- **Work order**: Beneath this task are records; state how many of their lines hold the word "Generic", and nothing else.

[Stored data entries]
•••

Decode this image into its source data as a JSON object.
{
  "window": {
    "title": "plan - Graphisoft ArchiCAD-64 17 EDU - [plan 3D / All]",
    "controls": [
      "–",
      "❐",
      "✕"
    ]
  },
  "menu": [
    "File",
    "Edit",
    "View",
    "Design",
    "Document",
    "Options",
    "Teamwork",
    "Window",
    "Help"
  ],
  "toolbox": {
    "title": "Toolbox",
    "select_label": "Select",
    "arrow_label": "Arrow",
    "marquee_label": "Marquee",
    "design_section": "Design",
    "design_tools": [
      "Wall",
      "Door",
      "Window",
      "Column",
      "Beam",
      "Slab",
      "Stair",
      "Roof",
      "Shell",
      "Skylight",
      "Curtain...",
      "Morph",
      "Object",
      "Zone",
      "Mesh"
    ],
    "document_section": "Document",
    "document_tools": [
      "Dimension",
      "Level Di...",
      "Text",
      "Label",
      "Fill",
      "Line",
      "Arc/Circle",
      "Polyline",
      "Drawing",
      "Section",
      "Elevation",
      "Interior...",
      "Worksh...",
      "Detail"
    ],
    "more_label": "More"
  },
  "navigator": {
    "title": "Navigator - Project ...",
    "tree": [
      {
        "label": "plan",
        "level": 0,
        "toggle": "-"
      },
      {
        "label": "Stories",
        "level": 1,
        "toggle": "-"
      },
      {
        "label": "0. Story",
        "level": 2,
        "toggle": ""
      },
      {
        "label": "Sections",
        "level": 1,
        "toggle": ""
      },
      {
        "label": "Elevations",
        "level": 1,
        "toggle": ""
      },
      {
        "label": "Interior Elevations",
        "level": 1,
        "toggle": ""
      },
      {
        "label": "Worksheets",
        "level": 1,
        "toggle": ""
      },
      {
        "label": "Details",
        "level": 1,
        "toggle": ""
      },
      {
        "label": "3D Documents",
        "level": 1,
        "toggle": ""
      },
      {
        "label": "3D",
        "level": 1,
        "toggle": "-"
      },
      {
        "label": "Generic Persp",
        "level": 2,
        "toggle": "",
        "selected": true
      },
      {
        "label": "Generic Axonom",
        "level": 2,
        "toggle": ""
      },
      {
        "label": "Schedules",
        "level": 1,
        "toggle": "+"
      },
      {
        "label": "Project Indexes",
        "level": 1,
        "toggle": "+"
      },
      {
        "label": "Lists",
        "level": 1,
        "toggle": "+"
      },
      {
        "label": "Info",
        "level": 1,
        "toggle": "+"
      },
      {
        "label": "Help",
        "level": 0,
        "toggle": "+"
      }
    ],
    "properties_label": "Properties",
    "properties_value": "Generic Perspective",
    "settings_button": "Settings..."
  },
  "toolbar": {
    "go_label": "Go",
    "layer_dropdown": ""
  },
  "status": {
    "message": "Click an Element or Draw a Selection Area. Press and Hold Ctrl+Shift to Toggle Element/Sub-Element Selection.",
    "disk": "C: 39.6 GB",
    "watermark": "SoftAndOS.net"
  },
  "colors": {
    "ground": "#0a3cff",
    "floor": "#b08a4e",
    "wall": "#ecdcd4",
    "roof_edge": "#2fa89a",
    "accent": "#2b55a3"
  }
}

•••

- **Written response**: 3